- Medicaid may be available to cover nursing home costs, but you must meet limited income and asset requirements. For general questions regarding Medicaid, contact the Oklahoma Health Care Authority at (405) 522-7300 or 1-800-987-7767 or visit their Oklahoma Health Care Authority website.
- Medicaid has also started to cover other long-term care expenses. In Oklahoma, there are two programs to help individuals remain at home and pay for long-term care services: the Medicaid Advantage Program and the State Plan Personal Care program. Like other Medicaid programs, you need to meet the requirements. For more information, visit the Oklahoma Department of Human Services, Aging Services Division’s website or call the Senior Info-line at 1-800-211-2116.
- Consider long-term care insurance. Read Extension Fact Sheet T-4154, “The Basics of Long-Term Care Insurance.” Contact the Oklahoma Insurance Department at 1-800-522-0071 (in-state only) or (405) 521-2828, or visit their website at http://www.ok.gov/oid for questions about specific long-term care insurance policies.
- Oklahoma has joined the list of states that offer Long-Term Care Partnership plans to reduce their growing Medicaid expenses. For more information, call (405) 522-7904 or visit the Oklahoma Long-Term Care Partnership website.
- Some insurance companies are now offering riders to life insurance policies that are designed to help pay long-term care expenses.
- You may also want to ask your financial planner about other options.
Will I Need Long-Term Care?
Developing healthier living habits can delay, and possibly eliminate, the need for long-term care. People who get regular exercise, don’t smoke and eat a healthy diet have 50 percent lower rates of disability than those who do not follow a healthy lifestyle (Oklahoma: Own Your Future – Planning Guide for Long-Term Care). Even if your lifestyle habits have not been ideal, it is never too late to change. Poor health is not an inevitable consequence of aging.
Also, with the help of new technology and home modifications, more people are able to remain at home and independent much longer, reducing the need for more expensive forms of long-term care. Recent trends suggest that 50 percent or more of the people who might have gone to a nursing home will in the future go to an assisted living facility.
A HHS study indicates that people age 65 will face at least a 40 percent lifetime risk of entering a nursing home sometime during their lifetime.

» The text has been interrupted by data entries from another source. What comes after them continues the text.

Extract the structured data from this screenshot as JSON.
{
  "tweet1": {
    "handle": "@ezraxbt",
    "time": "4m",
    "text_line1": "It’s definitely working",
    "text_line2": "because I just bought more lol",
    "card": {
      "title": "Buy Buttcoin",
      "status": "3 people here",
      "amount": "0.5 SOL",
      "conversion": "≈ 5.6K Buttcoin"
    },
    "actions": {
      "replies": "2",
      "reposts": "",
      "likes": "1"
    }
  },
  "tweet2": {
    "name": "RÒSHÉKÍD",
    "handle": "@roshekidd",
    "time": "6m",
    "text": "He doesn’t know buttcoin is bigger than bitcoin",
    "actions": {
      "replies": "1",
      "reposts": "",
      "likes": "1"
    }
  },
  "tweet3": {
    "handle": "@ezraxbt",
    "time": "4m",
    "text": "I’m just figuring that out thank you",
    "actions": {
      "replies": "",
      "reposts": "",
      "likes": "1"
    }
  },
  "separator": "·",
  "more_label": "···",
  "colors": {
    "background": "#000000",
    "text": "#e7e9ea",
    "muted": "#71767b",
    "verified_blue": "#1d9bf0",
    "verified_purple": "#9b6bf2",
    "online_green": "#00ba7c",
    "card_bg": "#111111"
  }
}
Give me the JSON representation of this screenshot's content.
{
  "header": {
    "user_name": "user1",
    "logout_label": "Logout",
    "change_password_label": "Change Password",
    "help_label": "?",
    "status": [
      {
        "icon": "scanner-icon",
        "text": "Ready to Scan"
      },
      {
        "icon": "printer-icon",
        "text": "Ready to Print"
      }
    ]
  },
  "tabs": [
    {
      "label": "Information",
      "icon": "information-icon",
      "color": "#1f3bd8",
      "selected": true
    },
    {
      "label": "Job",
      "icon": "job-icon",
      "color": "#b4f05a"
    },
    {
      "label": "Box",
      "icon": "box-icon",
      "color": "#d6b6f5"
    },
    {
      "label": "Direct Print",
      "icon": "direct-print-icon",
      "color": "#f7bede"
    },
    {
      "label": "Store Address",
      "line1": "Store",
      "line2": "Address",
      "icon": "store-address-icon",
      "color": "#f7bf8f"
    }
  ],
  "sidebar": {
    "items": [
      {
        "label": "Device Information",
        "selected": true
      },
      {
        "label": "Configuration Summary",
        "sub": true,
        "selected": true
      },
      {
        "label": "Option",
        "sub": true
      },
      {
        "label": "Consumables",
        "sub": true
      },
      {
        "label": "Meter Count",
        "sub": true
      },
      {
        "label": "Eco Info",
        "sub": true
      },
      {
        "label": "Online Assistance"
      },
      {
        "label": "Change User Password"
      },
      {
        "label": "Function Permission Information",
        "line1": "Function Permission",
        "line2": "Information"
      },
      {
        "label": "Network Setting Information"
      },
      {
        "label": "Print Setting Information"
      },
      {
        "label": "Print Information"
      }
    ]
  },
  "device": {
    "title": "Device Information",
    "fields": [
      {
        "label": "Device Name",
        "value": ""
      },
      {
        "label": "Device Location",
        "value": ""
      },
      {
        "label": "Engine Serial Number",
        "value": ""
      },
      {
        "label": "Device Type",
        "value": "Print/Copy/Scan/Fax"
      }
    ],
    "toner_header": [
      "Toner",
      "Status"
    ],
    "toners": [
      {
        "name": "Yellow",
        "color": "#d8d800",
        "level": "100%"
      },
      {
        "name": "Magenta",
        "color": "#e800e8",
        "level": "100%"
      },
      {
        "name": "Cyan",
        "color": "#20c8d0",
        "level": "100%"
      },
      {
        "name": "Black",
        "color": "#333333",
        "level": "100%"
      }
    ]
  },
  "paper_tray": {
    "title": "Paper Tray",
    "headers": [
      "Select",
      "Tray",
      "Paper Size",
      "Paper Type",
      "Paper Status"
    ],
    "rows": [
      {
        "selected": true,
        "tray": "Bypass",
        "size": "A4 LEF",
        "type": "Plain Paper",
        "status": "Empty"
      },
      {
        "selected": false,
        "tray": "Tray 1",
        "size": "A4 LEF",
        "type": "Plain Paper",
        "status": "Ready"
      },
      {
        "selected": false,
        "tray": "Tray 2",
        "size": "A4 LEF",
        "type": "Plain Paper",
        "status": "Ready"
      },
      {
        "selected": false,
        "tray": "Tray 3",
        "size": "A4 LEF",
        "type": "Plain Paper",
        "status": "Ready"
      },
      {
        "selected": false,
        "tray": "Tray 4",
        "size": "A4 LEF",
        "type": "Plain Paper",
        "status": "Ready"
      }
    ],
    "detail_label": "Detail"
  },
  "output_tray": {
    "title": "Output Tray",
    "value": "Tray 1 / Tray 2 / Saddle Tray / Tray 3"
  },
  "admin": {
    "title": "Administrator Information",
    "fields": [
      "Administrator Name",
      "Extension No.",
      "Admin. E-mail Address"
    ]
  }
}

- About 10 percent will stay there for five years or longer.
- At any given time, 22 percent of people age 85 or older are in a nursing home.
- Since women live longer than men, they tend to need more long-term care and for longer periods of time.
Thus, there is a growing national awareness to make more cost-effective, long-term care services available, particularly at the local level. There is also a national campaign to make the public more aware of the need for planning for long-term care. As part of that campaign, the Oklahoma: Own Your Future Planning Guide was created. It is now available for download from the Oklahoma Long-Term Care Partnership Program’s website. This guide can help you get started in planning long-term care needs.
No matter how hard you try, you cannot avoid getting older. But there are lifestyle changes you can make now to keep yourself healthy and reduce the need for long-term care. Improving your diet is a good first step. Next, implement an exercise program that includes:
- aerobic activity,
- strength training,
- flexibility workouts, and
- puzzles that stimulate the brain.
- American Association of Retired Persons
- Family Caregivers Alliance
- Genworth Financial 2015 Cost of Care Survey
- National Family Caregivers Association (Caregiver Action Network)
- Oklahoma Area Agencies on Aging
- Oklahoma Department of Human Services, Aging Services Division
- Oklahoma Health Care Authority
- Oklahoma Insurance Department
- Oklahoma Long-Term Care Partnership Plan
- U.S. Department of Health and Human Services National Clearinghouse for Long-Term Care Information
Sissy R. Osteen, Ph.D. CFP®